The bones were taken to the medical examiner but so far no word on cause of death.
Beach Police Chief Drew Whitman says he expects to get the results from the medical office sooner than thought, possibly in the next few days.
The Medical Examiner's Office is now leading the effort to identify a set of human remains uncovered in Panama City Beach.
A contractor, clearing a lot near the corner of Back Beach Road and Fernwood Street discovered the remains about 2:00 Tuesday afternoon.
Authorities say the only thing left of the body itself was the bones. They believe it had been on the property for quite some time.
Beach Police and Bay County Sheriff's investigators collected evidence from the scene until 8:30 Tuesday night, then turned it over to the Medical Examiner's Office.
"We were all expecting a little bit longer, but once they got in there and they started clearing out the debris and everything...everything was in a smaller contained area than we thought. They shifted through the sand and the debris out there and recovered everything we possibly could," Panama City Beach Police Chief Drew Whitman said.

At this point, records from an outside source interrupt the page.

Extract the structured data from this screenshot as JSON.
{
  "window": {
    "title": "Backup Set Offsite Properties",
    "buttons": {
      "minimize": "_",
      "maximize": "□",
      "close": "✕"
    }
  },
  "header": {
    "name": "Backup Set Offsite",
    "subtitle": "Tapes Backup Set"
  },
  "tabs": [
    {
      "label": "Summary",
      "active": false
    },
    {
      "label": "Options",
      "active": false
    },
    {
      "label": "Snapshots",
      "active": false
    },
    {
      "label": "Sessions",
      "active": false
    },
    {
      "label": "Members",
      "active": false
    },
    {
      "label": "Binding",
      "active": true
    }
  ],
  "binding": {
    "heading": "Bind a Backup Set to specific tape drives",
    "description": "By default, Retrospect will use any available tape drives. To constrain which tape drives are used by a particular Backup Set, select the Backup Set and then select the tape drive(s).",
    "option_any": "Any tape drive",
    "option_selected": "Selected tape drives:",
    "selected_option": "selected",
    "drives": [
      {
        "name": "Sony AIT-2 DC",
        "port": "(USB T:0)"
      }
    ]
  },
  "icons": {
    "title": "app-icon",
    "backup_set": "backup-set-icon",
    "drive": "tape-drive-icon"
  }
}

Investigators believe the autopsy results will eventuality help them answer a lot of questions, like the identity of the victim, the cause of death, and how long ago they died. But Whitman says that could be a long slow process.